I am continually amazed at the ignorance of what appears to be the average American. I do not understand how people can be so uninformed. I am dumbfounded by the apparent lack of concern for the health and welfare of the nation. The "as long as I get mine" or "as long as we get ours" school of thought is ridiculous, and very dangerous. (a good time for a reminder of the "great lesson" - there is no government money - no federal dollars, state dollars, government grants, etc. - it is all OUR money) Winston Churchill said it well -"The best argument against democracy is a five minute conversation with an average voter."
We are now approaching a time where over 50% of the people are getting some type of assistance "from the government" (re-read the above if you wonder why that is in quotes). I have written numerous posts about this subject, so do some research if you want details, at least as I see them. Thomas Jefferson said "“The democracy will cease to exist when you take away from those who are willing to work and give to those who would not." The "tax the rich" answer is untenable at best. First, who decides at what level "rich" starts. If you are unemployed, living in a cardboard box, on the street; the guy living in his car with a job cleaning toilets appears rich. If you are making $100,000 a year, are you rich? If you live in South Carolina - maybe by some measures. If you live in Manhattan, probably not. Second, at some point "the rich" cease to be so or just leave. Great Britain has had a flight of wealth that has crippled the economy there over the past thirty years or so. As they became more socialist/liberal and government programs increased, the burden on those with money became too onerous. The answer - leave. Some of that is happening at the state level in the U.S. now. California's fiscal problems should be a warning to us all. If the tax burden becomes too large, people will move to avoid it. That applies to businesses and people. (another reminder lesson - businesses don't pay taxes - their customers and/or shareholders do. You cannot "tax" a business - just people.)

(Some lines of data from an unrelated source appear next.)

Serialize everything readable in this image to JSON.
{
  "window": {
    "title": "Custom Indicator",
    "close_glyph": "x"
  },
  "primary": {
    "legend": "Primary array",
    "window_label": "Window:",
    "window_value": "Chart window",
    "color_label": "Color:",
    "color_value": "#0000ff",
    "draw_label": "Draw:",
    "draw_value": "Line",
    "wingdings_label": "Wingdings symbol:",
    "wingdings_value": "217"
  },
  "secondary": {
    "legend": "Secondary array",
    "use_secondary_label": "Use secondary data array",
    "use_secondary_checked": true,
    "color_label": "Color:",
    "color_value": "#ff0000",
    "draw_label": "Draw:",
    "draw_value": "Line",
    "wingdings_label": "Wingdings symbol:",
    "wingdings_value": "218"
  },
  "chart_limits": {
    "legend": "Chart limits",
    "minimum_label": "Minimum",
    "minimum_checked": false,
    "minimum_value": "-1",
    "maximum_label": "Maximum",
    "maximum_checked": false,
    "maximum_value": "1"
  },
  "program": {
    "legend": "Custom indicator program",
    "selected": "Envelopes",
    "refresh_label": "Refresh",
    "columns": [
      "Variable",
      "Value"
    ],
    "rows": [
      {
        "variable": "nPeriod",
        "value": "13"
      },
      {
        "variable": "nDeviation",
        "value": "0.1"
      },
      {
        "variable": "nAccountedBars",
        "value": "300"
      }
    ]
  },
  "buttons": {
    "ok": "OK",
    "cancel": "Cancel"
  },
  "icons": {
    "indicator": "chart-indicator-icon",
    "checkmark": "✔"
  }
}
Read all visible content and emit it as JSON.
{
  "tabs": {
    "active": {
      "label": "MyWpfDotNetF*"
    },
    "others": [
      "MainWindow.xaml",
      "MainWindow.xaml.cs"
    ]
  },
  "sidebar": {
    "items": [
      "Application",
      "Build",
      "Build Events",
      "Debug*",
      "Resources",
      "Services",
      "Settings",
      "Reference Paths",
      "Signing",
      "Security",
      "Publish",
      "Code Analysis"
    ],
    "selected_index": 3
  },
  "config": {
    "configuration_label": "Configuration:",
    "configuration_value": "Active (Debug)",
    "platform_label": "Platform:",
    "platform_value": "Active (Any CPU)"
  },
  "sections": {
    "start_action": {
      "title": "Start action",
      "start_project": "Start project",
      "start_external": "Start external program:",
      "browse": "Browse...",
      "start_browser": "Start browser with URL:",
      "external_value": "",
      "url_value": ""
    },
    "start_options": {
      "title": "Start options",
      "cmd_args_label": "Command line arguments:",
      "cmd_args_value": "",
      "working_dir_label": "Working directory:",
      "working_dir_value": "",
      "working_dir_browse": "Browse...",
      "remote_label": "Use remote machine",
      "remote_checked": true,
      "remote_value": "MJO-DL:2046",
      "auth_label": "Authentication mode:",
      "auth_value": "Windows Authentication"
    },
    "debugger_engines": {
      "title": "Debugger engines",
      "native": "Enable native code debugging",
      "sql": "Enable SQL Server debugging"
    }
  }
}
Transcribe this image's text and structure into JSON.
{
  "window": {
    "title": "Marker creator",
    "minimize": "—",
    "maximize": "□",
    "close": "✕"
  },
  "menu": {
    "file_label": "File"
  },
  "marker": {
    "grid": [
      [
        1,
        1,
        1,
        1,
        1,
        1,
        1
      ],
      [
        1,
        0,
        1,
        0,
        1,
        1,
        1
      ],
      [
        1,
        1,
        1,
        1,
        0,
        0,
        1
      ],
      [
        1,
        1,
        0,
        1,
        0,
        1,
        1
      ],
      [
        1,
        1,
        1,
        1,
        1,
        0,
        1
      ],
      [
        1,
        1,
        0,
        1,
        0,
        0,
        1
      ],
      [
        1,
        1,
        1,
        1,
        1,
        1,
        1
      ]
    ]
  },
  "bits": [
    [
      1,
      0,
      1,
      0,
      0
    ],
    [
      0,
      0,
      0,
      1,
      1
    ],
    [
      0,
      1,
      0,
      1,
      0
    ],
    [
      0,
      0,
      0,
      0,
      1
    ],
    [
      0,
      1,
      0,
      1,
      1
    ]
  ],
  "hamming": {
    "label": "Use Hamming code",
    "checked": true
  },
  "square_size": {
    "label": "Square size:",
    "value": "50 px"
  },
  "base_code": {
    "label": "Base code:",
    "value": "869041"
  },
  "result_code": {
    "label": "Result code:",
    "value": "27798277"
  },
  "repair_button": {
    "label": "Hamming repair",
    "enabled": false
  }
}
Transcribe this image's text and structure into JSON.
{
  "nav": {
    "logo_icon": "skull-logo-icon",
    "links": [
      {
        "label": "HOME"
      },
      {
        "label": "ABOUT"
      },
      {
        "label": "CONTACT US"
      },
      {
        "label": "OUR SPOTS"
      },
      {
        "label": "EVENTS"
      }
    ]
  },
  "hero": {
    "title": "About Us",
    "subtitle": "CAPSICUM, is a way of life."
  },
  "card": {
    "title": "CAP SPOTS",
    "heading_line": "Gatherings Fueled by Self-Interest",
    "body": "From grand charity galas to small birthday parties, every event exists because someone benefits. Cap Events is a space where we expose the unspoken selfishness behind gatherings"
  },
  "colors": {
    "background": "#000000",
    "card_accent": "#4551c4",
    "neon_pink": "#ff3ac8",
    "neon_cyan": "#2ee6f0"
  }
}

In my opinion, backed by many, many others; the American voters really blew it November of 2008. There is a chance for some measure of redemption this coming November. We need to get it right. Most incumbents (of both parties) need to go. The president of the U.S. does not spend money, nor levy taxes - the Congress does. As long as we have fat cats in Washington that are doing nothing but protecting their interests, we will continue in decline. There are a few that are worth preserving. I will let you decide who that is. Most of the folks up there need to go. The 2008 elections were about "hope and change". If you really want change, get Congress rolled over. Then in two years we can roll some more.